Byline: DANA TREEN
A Jacksonville gun dealer that bustled with customers Monday has been ranked 10th in the nation for traces of firearms recovered by police, according to a study released by the Washington Post.
Shooters Firearms and Accessories on University Boulevard West sold 1,320 guns that were traced back to it as the point of origin, according to the nationwide study by the Post.
The newspaper obtained the names of the gun dealers nationwide with the most traces over the past four years. That information has been shielded since 2003, when gun lobbyists convinced Congress to pass a law to keep that database from being accessed by the public.
A high number of guns traced to a store does not necessarily signal wrongdoing, the newspaper said. The number of traces a store generates is shaped by many factors, including volume, the type of guns sold, geography and clientele, it reported.
Law enforcement officials in Jacksonville said Shooters has never posed a problem and is cooperative with police.
Monday, an employee at the store who declined to give his name said the store is one of the largest dealers in the nation and that volume alone is the reason the number of recovered guns can be traced back to the store.
He likened the situation to automobile dealer "Jerry Hamm selling Chevrolets." Of Chevrolets in accidents, a higher percentage is bound to come from a high-volume dealer, he said.
The family-owned Shooters has been in operation 22 years and stocks more than 5,000 models of guns and accessories, according to its website.
Earlier, a store manager who identified himself to the Post as Mike said there's little the store can do to prevent guns being used in crimes. The buyers "fill out the federal document, pass the background check, and from there it is not our control," he said.
Chief Michael Williams, who heads the Homeland Security, Narcotics and Vice division of the Jacksonville Sheriff's Office, said Shooters has always been "most cooperative" with police.
He said Shooters is a high-volume dealer, which could account for its standing on the list.

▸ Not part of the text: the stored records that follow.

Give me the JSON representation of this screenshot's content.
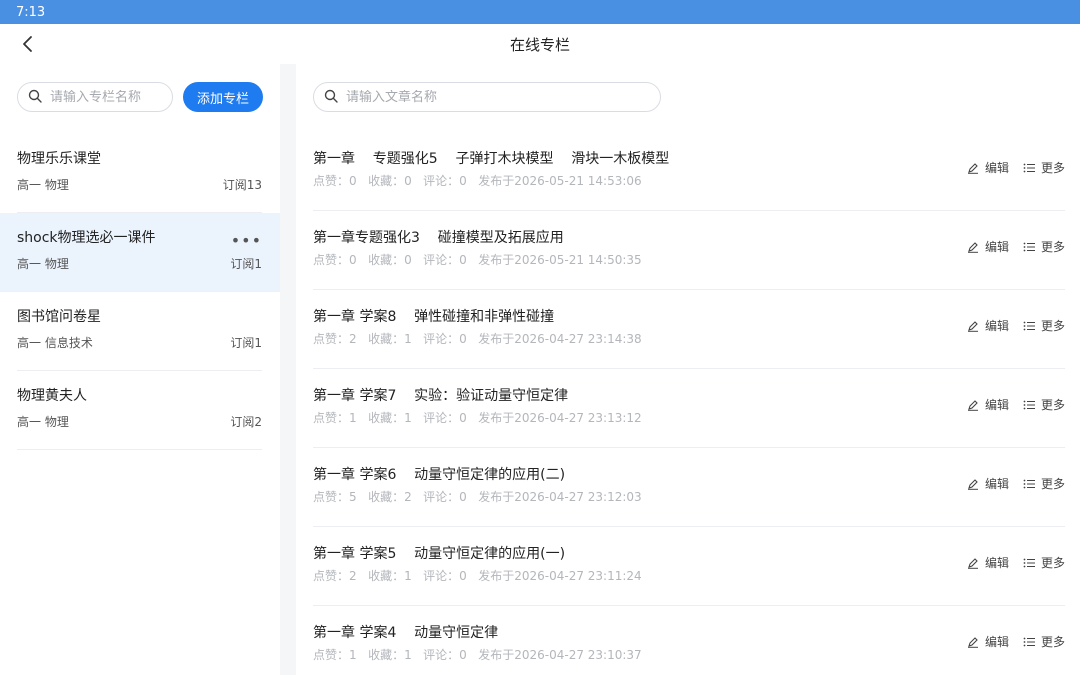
{
  "status_bar": {
    "time": "7:13"
  },
  "header": {
    "title": "在线专栏"
  },
  "left": {
    "search_placeholder": "请输入专栏名称",
    "add_button": "添加专栏",
    "columns": [
      {
        "name": "物理乐乐课堂",
        "subject": "高一 物理",
        "subscriptions": "订阅13"
      },
      {
        "name": "shock物理选必一课件",
        "subject": "高一 物理",
        "subscriptions": "订阅1"
      },
      {
        "name": "图书馆问卷星",
        "subject": "高一 信息技术",
        "subscriptions": "订阅1"
      },
      {
        "name": "物理黄夫人",
        "subject": "高一 物理",
        "subscriptions": "订阅2"
      }
    ]
  },
  "right": {
    "search_placeholder": "请输入文章名称",
    "edit_label": "编辑",
    "more_label": "更多",
    "articles": [
      {
        "title": "第一章    专题强化5    子弹打木块模型    滑块一木板模型",
        "meta": "点赞：0   收藏：0   评论：0   发布于2026-05-21 14:53:06"
      },
      {
        "title": "第一章专题强化3    碰撞模型及拓展应用",
        "meta": "点赞：0   收藏：0   评论：0   发布于2026-05-21 14:50:35"
      },
      {
        "title": "第一章 学案8    弹性碰撞和非弹性碰撞",
        "meta": "点赞：2   收藏：1   评论：0   发布于2026-04-27 23:14:38"
      },
      {
        "title": "第一章 学案7    实验：验证动量守恒定律",
        "meta": "点赞：1   收藏：1   评论：0   发布于2026-04-27 23:13:12"
      },
      {
        "title": "第一章 学案6    动量守恒定律的应用(二)",
        "meta": "点赞：5   收藏：2   评论：0   发布于2026-04-27 23:12:03"
      },
      {
        "title": "第一章 学案5    动量守恒定律的应用(一)",
        "meta": "点赞：2   收藏：1   评论：0   发布于2026-04-27 23:11:24"
      },
      {
        "title": "第一章 学案4    动量守恒定律",
        "meta": "点赞：1   收藏：1   评论：0   发布于2026-04-27 23:10:37"
      }
    ]
  },
  "colors": {
    "status_bar": "#4a90e2",
    "accent": "#1e7bf0",
    "active_row": "#ebf3fd"
  }
}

A gun-crimes unit within Williams' division targets felons possessing firearms and straw purchases - the use of a qualified buyer to make purchases of weapons for criminals and others who do not qualify to own guns.
Williams said the unit recovers between 2,000 and 2,200 guns a year. He said the unit traces every gun it recovers, including those used in crimes, as well as those found with stolen goods or on the side of the road.

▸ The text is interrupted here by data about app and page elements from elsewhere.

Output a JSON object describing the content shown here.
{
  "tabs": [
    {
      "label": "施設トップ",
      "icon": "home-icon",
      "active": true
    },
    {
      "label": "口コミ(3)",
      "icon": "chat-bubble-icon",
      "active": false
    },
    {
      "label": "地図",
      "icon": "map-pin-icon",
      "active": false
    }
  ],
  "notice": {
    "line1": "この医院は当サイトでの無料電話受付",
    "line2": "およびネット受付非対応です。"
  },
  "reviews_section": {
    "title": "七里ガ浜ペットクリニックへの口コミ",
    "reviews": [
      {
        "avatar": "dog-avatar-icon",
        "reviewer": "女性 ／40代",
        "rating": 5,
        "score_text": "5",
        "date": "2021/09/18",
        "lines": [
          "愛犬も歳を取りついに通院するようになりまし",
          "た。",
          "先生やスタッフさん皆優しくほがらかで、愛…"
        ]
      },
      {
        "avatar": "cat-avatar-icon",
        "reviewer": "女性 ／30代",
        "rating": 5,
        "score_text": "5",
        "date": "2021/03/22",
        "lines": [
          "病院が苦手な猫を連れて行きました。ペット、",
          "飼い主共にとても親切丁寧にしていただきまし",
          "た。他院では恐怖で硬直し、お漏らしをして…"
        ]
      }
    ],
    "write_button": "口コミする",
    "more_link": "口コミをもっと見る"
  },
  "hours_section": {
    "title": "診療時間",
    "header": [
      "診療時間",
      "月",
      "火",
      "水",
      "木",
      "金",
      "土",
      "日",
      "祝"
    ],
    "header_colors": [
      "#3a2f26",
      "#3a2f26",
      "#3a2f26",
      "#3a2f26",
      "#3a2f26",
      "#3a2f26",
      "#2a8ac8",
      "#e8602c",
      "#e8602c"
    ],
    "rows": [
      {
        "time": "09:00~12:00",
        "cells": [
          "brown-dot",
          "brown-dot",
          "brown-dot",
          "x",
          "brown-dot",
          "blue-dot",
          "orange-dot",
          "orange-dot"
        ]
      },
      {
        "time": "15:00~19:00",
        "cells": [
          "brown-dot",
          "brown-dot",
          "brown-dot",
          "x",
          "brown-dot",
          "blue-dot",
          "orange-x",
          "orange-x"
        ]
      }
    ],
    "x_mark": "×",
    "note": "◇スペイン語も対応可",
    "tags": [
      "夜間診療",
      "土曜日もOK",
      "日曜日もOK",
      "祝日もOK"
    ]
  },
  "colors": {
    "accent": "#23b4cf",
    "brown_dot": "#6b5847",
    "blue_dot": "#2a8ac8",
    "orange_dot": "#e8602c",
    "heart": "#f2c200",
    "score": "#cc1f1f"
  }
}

For a gun used in a crime, they also look at the amount of time between the purchase and the crime. The shorter the time frame, the greater the possibility for concern, he said. …